§ TASK DETAILS
The word "initialized" marks the lines you need; copy each of them from the data.

Element data from apps and pages
[Start of section]

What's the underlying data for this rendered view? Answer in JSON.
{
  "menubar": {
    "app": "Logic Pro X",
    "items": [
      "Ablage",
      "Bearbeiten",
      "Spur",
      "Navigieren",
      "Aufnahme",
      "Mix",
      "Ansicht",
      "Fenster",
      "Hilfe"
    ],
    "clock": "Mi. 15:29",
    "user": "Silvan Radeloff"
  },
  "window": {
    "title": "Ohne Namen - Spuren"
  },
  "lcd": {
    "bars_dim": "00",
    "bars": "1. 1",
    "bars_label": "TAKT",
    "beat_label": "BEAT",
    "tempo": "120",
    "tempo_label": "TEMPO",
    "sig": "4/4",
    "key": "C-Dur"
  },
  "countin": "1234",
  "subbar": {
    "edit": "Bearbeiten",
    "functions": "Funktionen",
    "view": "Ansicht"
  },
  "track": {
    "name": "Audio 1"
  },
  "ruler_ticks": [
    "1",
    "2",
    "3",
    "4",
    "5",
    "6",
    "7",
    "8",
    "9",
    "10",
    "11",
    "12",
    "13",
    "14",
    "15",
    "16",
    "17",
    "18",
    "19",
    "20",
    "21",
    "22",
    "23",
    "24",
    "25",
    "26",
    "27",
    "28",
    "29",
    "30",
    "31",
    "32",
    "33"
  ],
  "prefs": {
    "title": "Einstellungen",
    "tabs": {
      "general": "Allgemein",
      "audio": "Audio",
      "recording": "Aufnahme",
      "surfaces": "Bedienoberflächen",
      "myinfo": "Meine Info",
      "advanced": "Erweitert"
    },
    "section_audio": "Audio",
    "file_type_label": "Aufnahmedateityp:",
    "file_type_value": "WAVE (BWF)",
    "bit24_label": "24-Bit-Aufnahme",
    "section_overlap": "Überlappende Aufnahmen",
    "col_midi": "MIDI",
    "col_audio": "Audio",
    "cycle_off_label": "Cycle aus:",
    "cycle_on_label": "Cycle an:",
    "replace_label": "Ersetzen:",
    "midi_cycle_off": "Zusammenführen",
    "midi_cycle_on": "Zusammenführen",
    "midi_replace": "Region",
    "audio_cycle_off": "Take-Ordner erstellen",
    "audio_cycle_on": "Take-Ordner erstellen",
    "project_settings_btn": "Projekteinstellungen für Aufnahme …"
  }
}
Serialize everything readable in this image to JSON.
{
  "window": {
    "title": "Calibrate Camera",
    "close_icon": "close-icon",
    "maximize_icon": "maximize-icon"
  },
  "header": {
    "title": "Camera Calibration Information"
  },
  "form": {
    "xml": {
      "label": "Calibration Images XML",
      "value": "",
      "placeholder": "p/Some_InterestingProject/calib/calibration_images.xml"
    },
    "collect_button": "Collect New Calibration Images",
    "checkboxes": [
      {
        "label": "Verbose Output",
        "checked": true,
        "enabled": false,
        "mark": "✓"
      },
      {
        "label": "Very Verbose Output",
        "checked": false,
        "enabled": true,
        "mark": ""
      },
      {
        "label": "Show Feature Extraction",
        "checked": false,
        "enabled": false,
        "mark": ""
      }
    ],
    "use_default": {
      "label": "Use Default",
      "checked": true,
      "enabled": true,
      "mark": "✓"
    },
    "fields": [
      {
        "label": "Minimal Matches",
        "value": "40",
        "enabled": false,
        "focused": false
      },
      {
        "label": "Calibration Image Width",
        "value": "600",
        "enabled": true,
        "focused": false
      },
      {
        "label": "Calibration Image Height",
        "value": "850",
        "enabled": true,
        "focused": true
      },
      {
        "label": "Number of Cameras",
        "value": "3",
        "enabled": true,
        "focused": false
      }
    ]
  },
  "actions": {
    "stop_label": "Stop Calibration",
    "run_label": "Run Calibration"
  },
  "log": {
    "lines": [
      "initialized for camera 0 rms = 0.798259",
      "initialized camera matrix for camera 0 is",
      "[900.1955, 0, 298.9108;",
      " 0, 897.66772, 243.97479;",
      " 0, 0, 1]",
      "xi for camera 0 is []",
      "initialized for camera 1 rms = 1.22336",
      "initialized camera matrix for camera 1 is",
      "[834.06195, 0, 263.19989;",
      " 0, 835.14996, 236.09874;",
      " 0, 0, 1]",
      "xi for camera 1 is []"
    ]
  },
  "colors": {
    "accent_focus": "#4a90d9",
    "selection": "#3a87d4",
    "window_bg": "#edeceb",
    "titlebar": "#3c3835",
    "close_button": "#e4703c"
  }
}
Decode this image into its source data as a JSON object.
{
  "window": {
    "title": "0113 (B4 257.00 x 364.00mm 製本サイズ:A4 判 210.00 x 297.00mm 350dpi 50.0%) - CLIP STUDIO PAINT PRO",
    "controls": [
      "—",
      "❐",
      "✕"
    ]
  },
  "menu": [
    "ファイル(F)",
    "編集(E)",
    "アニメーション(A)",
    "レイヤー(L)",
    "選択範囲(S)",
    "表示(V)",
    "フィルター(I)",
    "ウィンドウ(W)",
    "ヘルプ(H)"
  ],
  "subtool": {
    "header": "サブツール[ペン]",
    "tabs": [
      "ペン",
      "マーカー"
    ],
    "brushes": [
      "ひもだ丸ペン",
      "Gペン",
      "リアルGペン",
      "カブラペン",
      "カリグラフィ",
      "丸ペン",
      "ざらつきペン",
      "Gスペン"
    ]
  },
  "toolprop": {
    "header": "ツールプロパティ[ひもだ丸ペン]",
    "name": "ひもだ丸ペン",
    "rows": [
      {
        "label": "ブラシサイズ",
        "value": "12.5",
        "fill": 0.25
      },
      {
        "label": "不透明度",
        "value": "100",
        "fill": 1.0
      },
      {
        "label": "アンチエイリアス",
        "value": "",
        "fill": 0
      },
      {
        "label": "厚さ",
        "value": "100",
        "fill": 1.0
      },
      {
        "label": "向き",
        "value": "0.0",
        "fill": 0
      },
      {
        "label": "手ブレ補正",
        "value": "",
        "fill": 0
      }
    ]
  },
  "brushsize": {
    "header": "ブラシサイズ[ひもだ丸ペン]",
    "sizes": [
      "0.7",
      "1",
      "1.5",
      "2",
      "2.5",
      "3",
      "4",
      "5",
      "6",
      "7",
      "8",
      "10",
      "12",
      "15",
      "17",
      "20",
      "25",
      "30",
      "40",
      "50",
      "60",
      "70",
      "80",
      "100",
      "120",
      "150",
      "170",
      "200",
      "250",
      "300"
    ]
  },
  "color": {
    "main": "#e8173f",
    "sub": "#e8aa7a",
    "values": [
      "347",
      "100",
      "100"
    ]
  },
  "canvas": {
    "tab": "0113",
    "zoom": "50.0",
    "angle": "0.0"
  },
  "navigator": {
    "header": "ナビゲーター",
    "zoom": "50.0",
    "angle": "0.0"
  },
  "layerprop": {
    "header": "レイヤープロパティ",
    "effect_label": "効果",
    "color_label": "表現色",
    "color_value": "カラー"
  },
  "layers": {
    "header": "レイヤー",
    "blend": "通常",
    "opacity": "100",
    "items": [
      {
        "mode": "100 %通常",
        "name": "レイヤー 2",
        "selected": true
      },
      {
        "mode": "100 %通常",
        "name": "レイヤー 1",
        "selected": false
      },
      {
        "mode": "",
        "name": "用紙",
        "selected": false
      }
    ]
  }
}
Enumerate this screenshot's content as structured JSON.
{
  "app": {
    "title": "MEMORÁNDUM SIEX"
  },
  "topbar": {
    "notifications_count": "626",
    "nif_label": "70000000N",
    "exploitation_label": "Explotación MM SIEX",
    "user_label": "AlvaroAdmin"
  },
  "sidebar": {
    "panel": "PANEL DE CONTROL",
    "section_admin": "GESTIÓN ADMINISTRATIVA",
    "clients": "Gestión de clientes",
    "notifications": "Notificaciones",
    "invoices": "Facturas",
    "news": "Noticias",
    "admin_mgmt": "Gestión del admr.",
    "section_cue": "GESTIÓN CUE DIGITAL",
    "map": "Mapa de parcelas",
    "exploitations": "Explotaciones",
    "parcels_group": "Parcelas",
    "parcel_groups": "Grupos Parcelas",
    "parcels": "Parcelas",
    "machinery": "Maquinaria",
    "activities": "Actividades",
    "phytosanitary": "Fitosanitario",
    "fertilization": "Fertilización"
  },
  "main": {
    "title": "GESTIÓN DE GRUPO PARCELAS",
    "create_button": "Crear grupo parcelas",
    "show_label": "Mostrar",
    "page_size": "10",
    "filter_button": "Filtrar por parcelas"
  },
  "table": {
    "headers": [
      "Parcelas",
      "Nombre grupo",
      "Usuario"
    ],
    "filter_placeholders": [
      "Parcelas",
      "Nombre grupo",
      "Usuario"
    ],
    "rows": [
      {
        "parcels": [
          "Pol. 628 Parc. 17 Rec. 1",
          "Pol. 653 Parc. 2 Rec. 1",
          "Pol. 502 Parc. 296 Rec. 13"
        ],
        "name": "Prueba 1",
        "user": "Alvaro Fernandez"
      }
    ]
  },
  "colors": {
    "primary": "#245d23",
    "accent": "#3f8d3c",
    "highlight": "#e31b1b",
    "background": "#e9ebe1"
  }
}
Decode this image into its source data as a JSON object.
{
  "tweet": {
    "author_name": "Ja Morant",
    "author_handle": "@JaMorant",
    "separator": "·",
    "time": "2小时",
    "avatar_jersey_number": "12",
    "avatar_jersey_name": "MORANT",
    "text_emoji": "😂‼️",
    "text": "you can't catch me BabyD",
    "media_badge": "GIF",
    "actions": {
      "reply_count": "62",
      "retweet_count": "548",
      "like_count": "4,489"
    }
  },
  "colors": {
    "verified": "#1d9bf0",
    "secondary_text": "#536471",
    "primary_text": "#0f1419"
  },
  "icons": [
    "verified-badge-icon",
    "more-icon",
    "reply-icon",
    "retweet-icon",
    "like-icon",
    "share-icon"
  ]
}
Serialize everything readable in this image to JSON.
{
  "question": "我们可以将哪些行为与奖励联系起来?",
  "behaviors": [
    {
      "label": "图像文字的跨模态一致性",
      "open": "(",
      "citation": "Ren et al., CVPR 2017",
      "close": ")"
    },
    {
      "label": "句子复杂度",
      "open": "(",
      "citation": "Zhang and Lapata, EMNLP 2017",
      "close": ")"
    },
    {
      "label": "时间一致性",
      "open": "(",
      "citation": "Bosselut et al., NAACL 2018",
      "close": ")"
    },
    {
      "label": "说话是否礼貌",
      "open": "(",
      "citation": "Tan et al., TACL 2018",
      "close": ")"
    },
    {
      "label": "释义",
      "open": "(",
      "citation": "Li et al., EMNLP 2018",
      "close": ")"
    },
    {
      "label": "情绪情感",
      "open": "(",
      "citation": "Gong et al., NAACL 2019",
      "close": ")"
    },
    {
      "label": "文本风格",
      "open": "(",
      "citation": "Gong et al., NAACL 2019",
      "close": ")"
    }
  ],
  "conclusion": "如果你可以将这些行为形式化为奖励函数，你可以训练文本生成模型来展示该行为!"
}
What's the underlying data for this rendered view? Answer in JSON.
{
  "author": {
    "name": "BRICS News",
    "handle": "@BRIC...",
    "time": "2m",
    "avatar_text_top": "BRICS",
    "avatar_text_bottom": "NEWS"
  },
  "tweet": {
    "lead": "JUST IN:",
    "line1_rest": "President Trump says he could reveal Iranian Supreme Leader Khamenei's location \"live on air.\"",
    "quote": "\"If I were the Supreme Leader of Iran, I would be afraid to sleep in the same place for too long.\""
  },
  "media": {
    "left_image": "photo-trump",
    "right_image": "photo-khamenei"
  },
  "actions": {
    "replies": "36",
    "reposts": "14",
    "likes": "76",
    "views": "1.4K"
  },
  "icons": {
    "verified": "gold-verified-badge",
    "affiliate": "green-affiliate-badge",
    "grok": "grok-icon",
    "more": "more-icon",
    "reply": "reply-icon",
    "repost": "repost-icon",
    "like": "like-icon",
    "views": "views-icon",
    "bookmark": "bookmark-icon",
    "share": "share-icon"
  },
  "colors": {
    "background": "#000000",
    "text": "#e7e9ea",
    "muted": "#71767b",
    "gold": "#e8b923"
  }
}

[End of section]

§ SOLUTION TO THIS TASK
      "initialized for camera 0 rms = 0.798259",
      "initialized camera matrix for camera 0 is",
      "initialized for camera 1 rms = 1.22336",
      "initialized camera matrix for camera 1 is",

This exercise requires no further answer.